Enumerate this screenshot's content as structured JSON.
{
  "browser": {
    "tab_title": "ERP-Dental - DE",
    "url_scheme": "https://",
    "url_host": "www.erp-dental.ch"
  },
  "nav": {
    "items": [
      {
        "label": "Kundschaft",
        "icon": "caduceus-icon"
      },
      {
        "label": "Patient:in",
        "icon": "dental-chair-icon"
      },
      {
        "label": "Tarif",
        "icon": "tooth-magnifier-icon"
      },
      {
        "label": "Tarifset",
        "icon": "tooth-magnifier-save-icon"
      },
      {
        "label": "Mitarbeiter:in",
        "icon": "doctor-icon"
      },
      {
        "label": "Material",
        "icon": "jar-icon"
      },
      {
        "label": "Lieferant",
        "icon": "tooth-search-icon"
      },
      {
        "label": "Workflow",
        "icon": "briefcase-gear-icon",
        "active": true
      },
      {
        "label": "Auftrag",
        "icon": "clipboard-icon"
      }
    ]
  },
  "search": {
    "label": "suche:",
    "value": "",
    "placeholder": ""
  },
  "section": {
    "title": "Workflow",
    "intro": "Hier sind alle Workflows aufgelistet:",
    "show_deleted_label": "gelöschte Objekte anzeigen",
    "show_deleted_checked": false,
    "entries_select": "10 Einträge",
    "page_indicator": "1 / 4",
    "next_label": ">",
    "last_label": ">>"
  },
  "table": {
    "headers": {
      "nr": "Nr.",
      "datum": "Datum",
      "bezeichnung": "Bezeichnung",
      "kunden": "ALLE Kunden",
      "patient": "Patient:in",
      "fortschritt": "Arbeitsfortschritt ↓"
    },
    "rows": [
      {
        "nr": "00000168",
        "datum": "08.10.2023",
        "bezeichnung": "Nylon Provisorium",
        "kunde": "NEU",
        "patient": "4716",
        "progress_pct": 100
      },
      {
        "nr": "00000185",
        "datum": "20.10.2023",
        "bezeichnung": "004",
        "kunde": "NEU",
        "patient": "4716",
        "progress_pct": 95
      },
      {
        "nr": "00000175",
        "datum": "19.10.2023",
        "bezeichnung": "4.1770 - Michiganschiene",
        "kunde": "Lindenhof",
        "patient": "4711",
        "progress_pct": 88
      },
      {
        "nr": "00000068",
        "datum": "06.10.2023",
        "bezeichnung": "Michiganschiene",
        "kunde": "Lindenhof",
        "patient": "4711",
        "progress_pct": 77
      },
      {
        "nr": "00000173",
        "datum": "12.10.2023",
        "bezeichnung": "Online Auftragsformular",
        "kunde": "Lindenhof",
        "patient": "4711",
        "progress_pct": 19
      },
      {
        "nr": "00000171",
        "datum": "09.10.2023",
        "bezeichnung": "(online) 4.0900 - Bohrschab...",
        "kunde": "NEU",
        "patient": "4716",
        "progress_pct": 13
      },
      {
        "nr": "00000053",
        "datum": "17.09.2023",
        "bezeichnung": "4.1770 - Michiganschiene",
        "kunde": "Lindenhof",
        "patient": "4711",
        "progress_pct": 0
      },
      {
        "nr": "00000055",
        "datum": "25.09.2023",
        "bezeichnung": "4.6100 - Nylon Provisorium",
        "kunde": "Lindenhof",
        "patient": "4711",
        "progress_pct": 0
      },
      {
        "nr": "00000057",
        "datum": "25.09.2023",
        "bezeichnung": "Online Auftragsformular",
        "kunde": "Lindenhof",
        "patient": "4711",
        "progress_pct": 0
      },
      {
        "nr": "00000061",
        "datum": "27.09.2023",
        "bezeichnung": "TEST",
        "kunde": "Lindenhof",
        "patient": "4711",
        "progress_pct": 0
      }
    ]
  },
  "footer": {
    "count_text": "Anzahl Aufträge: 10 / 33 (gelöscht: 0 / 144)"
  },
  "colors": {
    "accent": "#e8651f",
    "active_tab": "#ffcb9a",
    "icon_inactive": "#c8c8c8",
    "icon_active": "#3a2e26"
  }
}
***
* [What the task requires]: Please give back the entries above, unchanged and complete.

* [Completed exercise]:
Enumerate this screenshot's content as structured JSON.
{
  "browser": {
    "tab_title": "ERP-Dental - DE",
    "url_scheme": "https://",
    "url_host": "www.erp-dental.ch"
  },
  "nav": {
    "items": [
      {
        "label": "Kundschaft",
        "icon": "caduceus-icon"
      },
      {
        "label": "Patient:in",
        "icon": "dental-chair-icon"
      },
      {
        "label": "Tarif",
        "icon": "tooth-magnifier-icon"
      },
      {
        "label": "Tarifset",
        "icon": "tooth-magnifier-save-icon"
      },
      {
        "label": "Mitarbeiter:in",
        "icon": "doctor-icon"
      },
      {
        "label": "Material",
        "icon": "jar-icon"
      },
      {
        "label": "Lieferant",
        "icon": "tooth-search-icon"
      },
      {
        "label": "Workflow",
        "icon": "briefcase-gear-icon",
        "active": true
      },
      {
        "label": "Auftrag",
        "icon": "clipboard-icon"
      }
    ]
  },
  "search": {
    "label": "suche:",
    "value": "",
    "placeholder": ""
  },
  "section": {
    "title": "Workflow",
    "intro": "Hier sind alle Workflows aufgelistet:",
    "show_deleted_label": "gelöschte Objekte anzeigen",
    "show_deleted_checked": false,
    "entries_select": "10 Einträge",
    "page_indicator": "1 / 4",
    "next_label": ">",
    "last_label": ">>"
  },
  "table": {
    "headers": {
      "nr": "Nr.",
      "datum": "Datum",
      "bezeichnung": "Bezeichnung",
      "kunden": "ALLE Kunden",
      "patient": "Patient:in",
      "fortschritt": "Arbeitsfortschritt ↓"
    },
    "rows": [
      {
        "nr": "00000168",
        "datum": "08.10.2023",
        "bezeichnung": "Nylon Provisorium",
        "kunde": "NEU",
        "patient": "4716",
        "progress_pct": 100
      },
      {
        "nr": "00000185",
        "datum": "20.10.2023",
        "bezeichnung": "004",
        "kunde": "NEU",
        "patient": "4716",
        "progress_pct": 95
      },
      {
        "nr": "00000175",
        "datum": "19.10.2023",
        "bezeichnung": "4.1770 - Michiganschiene",
        "kunde": "Lindenhof",
        "patient": "4711",
        "progress_pct": 88
      },
      {
        "nr": "00000068",
        "datum": "06.10.2023",
        "bezeichnung": "Michiganschiene",
        "kunde": "Lindenhof",
        "patient": "4711",
        "progress_pct": 77
      },
      {
        "nr": "00000173",
        "datum": "12.10.2023",
        "bezeichnung": "Online Auftragsformular",
        "kunde": "Lindenhof",
        "patient": "4711",
        "progress_pct": 19
      },
      {
        "nr": "00000171",
        "datum": "09.10.2023",
        "bezeichnung": "(online) 4.0900 - Bohrschab...",
        "kunde": "NEU",
        "patient": "4716",
        "progress_pct": 13
      },
      {
        "nr": "00000053",
        "datum": "17.09.2023",
        "bezeichnung": "4.1770 - Michiganschiene",
        "kunde": "Lindenhof",
        "patient": "4711",
        "progress_pct": 0
      },
      {
        "nr": "00000055",
        "datum": "25.09.2023",
        "bezeichnung": "4.6100 - Nylon Provisorium",
        "kunde": "Lindenhof",
        "patient": "4711",
        "progress_pct": 0
      },
      {
        "nr": "00000057",
        "datum": "25.09.2023",
        "bezeichnung": "Online Auftragsformular",
        "kunde": "Lindenhof",
        "patient": "4711",
        "progress_pct": 0
      },
      {
        "nr": "00000061",
        "datum": "27.09.2023",
        "bezeichnung": "TEST",
        "kunde": "Lindenhof",
        "patient": "4711",
        "progress_pct": 0
      }
    ]
  },
  "footer": {
    "count_text": "Anzahl Aufträge: 10 / 33 (gelöscht: 0 / 144)"
  },
  "colors": {
    "accent": "#e8651f",
    "active_tab": "#ffcb9a",
    "icon_inactive": "#c8c8c8",
    "icon_active": "#3a2e26"
  }
}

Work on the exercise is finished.